Out and about in this Spring like morning and a start from the Holpool Gutter. There were 4 Common Buzzard sat around the pallet yard next to the Growhow works. The 16 Mute Swan were minus their Greylag Goose companion on the field alongside the gutter.
Lapwing and Golden Plover took to the air as a Buzzard passed too close for their comfort. A selection of Common Teal, Mallard and a Little Egret were on the gutter side and a Green Sandpiper was seen to vacate the area.
Out on Frodsham Score were the usual large herd of Canada Goose with Pink-footed Goose present. I didn’t notice at the time but looking at the picture there may be some Brent Goose with them but hard to tell with the picture quality? A walk over to No.4 tank didn’t produce much other than the large Linnet and Goldfinch flocks and a few Reed Bunting. No.6 tank held good numbers of waterfowl eg Common Teal, Mallard, Gadwall, Common Pochard, Common Shelduck and Tufted Duck with 2 Little Grebe noted. A brief glimpse of a Water Rail was had as it dropped in to the reeds squealing and there were more Lapwing and Golden Plover flying overhead.
Observer: Paul Ralston (images 2-3).
We took the opportunity after our walk at Tatton Park to drop in at the marsh. A walk from Marsh Lane to Marsh Farm and back was fairly productive. Although I only had my bins for watching it was crystal clear out across the Mersey Estuary it would have come in useful if I had my scope though with all those gulls out there.
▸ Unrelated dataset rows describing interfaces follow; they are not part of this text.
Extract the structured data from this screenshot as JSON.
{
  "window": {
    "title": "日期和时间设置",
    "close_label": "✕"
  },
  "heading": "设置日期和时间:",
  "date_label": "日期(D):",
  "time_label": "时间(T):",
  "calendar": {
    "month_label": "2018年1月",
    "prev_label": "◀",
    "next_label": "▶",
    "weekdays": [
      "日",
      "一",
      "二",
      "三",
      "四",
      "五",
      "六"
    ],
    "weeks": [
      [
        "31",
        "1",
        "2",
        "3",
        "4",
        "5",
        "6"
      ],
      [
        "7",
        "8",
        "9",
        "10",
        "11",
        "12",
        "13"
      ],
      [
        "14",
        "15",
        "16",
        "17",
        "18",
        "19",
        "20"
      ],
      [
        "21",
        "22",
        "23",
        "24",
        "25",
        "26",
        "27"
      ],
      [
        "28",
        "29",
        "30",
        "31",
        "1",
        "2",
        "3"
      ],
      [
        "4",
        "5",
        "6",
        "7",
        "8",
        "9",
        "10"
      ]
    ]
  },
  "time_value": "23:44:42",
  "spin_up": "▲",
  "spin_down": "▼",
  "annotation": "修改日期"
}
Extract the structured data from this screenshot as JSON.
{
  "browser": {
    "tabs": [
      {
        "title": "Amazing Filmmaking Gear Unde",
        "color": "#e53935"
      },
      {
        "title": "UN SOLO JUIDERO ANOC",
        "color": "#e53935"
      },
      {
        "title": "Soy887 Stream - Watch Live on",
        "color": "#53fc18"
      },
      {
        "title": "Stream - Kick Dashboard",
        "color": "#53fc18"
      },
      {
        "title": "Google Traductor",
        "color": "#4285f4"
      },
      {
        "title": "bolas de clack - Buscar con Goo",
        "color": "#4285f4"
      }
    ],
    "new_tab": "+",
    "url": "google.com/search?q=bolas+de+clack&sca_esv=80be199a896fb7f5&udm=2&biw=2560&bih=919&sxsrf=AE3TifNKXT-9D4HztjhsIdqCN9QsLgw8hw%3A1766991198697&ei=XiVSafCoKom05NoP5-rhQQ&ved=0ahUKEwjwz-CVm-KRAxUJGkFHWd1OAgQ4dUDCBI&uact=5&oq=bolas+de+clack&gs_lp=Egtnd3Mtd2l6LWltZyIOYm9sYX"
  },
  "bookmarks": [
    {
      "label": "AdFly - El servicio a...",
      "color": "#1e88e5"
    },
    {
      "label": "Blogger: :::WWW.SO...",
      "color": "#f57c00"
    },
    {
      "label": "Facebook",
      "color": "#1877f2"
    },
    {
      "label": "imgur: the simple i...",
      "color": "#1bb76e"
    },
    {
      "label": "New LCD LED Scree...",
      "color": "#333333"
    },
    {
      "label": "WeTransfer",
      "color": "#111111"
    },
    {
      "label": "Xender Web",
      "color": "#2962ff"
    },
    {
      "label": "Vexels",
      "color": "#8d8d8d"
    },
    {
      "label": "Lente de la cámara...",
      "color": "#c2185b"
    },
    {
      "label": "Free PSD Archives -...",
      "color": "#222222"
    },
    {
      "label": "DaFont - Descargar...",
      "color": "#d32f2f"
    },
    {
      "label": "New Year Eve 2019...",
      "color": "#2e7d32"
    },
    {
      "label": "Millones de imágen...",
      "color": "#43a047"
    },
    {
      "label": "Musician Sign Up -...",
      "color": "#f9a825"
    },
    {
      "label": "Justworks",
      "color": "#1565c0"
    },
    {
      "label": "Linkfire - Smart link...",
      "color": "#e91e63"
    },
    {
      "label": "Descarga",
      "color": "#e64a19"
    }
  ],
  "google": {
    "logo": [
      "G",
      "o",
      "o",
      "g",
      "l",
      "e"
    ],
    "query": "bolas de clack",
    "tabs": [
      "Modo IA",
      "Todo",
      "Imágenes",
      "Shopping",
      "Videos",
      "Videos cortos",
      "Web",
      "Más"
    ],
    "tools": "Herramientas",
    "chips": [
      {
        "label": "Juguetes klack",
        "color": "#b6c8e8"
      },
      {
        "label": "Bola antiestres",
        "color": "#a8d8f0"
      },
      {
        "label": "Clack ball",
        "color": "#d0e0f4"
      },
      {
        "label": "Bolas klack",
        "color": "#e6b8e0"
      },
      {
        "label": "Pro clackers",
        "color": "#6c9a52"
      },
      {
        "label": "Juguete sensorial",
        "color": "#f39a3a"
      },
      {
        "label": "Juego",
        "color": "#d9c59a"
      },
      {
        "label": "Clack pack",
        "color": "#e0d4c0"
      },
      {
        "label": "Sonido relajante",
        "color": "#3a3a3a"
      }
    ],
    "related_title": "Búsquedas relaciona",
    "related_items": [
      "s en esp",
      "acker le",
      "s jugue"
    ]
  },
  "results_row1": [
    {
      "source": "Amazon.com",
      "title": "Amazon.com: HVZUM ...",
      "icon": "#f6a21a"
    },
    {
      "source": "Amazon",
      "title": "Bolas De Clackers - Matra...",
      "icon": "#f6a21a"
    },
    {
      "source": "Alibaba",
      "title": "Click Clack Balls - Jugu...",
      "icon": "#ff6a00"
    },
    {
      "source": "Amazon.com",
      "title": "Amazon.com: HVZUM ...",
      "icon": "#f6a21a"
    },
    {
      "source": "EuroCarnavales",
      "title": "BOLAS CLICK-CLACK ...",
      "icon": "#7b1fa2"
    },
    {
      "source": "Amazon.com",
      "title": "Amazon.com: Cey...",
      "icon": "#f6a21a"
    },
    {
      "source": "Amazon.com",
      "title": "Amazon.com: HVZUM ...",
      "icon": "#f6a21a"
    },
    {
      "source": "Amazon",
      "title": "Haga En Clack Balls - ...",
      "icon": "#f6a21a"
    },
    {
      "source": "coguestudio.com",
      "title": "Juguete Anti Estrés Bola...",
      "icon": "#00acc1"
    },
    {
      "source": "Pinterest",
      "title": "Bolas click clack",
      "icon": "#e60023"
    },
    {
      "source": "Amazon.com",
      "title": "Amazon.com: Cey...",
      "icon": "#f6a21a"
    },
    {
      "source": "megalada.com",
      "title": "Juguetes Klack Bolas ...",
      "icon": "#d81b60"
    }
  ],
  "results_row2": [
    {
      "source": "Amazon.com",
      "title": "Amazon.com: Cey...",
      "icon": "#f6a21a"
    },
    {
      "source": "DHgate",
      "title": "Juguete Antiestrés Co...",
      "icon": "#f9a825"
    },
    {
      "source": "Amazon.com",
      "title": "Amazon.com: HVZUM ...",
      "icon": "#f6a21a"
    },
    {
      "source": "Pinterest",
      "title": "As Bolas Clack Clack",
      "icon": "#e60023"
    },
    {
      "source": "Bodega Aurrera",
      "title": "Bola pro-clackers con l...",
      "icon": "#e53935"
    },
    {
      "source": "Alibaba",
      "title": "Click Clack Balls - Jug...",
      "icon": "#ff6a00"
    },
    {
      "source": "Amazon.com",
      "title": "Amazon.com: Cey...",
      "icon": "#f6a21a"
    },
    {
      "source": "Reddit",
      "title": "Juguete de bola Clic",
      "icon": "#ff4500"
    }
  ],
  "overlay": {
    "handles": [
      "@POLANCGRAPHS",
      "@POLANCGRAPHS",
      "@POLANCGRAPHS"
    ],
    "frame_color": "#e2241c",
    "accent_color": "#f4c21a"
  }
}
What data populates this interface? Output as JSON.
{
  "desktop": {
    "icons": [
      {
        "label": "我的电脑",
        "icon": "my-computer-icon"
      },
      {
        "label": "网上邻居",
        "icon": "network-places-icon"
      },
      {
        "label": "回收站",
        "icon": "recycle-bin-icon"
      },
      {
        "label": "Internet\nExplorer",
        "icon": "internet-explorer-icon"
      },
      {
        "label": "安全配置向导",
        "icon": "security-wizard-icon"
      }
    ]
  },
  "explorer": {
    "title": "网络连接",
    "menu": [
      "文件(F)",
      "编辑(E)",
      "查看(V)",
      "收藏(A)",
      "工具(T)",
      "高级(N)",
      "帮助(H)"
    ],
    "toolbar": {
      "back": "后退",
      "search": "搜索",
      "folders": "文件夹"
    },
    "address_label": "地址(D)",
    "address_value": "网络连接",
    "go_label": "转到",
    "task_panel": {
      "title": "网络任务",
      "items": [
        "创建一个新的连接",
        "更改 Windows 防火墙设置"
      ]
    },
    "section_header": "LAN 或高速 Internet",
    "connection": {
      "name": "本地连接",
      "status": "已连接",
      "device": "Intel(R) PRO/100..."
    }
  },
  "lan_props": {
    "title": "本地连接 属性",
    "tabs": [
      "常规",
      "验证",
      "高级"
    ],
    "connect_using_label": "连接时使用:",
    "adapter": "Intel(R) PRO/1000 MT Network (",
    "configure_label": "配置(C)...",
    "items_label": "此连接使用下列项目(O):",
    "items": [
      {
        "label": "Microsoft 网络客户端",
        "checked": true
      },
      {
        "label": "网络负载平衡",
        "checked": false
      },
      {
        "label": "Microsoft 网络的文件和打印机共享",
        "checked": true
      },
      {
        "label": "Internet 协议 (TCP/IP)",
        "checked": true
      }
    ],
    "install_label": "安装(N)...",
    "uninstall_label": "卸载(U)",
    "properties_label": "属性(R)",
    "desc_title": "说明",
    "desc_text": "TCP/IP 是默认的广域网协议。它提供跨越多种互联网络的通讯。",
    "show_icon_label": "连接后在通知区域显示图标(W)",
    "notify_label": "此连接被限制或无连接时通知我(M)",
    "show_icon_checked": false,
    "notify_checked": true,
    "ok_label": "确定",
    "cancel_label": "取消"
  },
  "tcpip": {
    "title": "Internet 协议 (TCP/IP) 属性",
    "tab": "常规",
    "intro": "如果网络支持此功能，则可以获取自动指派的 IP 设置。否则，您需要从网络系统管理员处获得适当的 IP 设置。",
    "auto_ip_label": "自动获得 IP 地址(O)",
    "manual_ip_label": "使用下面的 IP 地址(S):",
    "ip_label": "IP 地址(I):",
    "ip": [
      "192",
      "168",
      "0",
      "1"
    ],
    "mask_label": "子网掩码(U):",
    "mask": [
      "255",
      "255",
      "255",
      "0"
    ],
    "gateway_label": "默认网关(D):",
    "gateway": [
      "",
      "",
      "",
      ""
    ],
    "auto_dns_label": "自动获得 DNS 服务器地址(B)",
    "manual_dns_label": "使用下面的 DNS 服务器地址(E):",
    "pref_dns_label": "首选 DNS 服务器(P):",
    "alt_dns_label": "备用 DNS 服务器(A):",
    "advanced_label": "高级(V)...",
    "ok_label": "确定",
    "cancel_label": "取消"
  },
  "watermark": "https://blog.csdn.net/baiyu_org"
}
What I could pick out from distance included: 70 Oystercatcher, 100 Curlew, 200 Common Shelduck and a selection of small to medium-sized shorebirds and of course gulls galore.
Merlin attacking Starling flock (above and below images).
The Starling murmuration didn’t really materialised but when a juv/female Merlin which I first spotted perched up at the farm had an eye on the loose Starling flocks passing through. Shortly after it made a bee line of flight to attack the flocks that had gathered by the reedy pool , with a slight diversion across No.2 tank to use the raised bank as cover. The murmuration that occurred so after the Merlin attack was good while it lasted.
A Common Buzzard helped itself to a supply of dead lambs around the fields and these carcasses are certainly aiding the sustainability of both Common Buzzard and Raven in this area over the last few years.
A Short-eared Owl was hunting the banks of No.6 tank and didn’t take too kindly to the attention of a couple of Raven en route to their Welsh roost site. Another Short-eared Owl was watched over the Weaver Bend as we were walking back. A small flock of 14 Fieldfare were looking for a roosting tree for the night.
The evening ended with a splendid sunset over the marsh and then a stunning estuary bathed in crimson and blues as the sun departed for the day.
Observers: Sparky, WSM (images 1 & 4-9).